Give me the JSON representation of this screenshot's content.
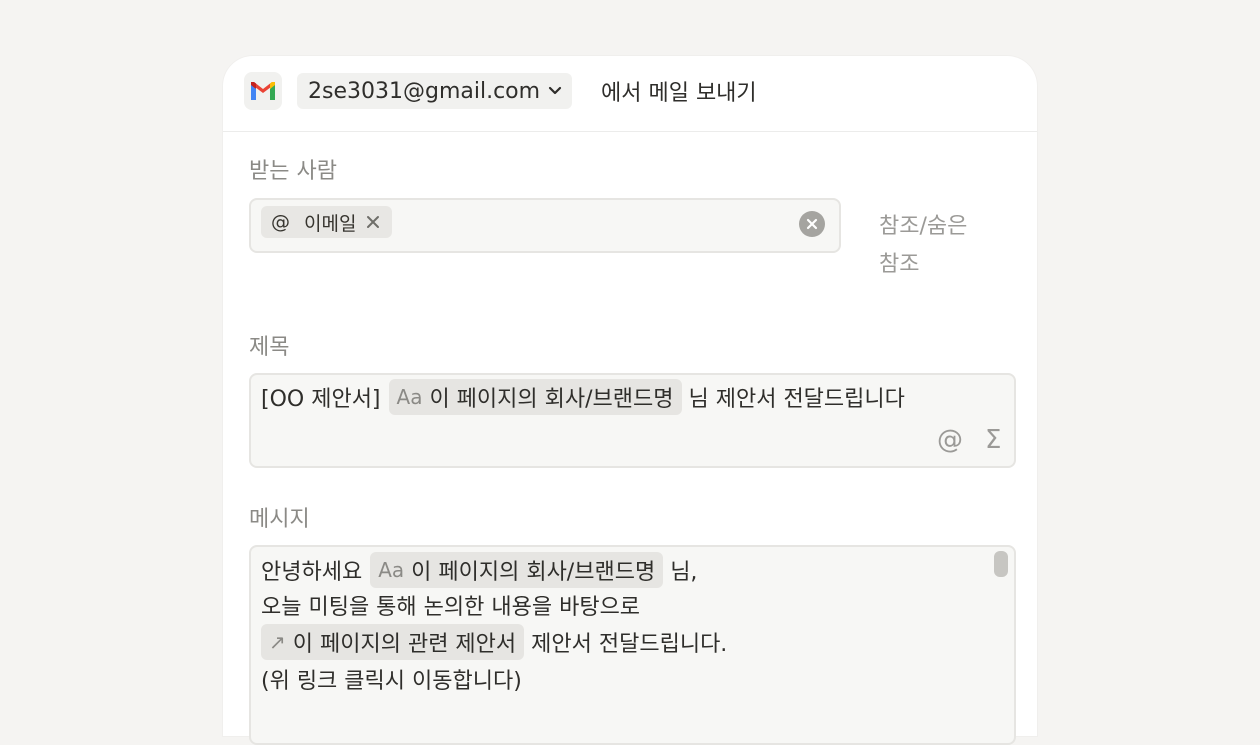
{
  "header": {
    "account": "2se3031@gmail.com",
    "suffix": "에서 메일 보내기"
  },
  "to": {
    "label": "받는 사람",
    "chip_symbol": "@",
    "chip_label": "이메일",
    "cc_link": "참조/숨은 참조"
  },
  "subject": {
    "label": "제목",
    "prefix": "[OO 제안서]",
    "token_icon": "Aa",
    "token_label": "이 페이지의 회사/브랜드명",
    "suffix": "님 제안서 전달드립니다",
    "icon_at": "@",
    "icon_sigma": "Σ"
  },
  "message": {
    "label": "메시지",
    "line1_prefix": "안녕하세요",
    "line1_token_icon": "Aa",
    "line1_token_label": "이 페이지의 회사/브랜드명",
    "line1_suffix": "님,",
    "line2": "오늘 미팅을 통해 논의한 내용을 바탕으로",
    "line3_token_icon": "↗",
    "line3_token_label": "이 페이지의 관련 제안서",
    "line3_suffix": "제안서 전달드립니다.",
    "line4": "(위 링크 클릭시 이동합니다)"
  },
  "colors": {
    "background": "#f5f4f2",
    "panel": "#ffffff",
    "field_bg": "#f7f7f5",
    "token_bg": "#e6e5e2"
  }
}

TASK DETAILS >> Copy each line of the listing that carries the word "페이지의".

WRITTEN ANSWER >>
    "token_label": "이 페이지의 회사/브랜드명",
    "line1_token_label": "이 페이지의 회사/브랜드명",
    "line3_token_label": "이 페이지의 관련 제안서",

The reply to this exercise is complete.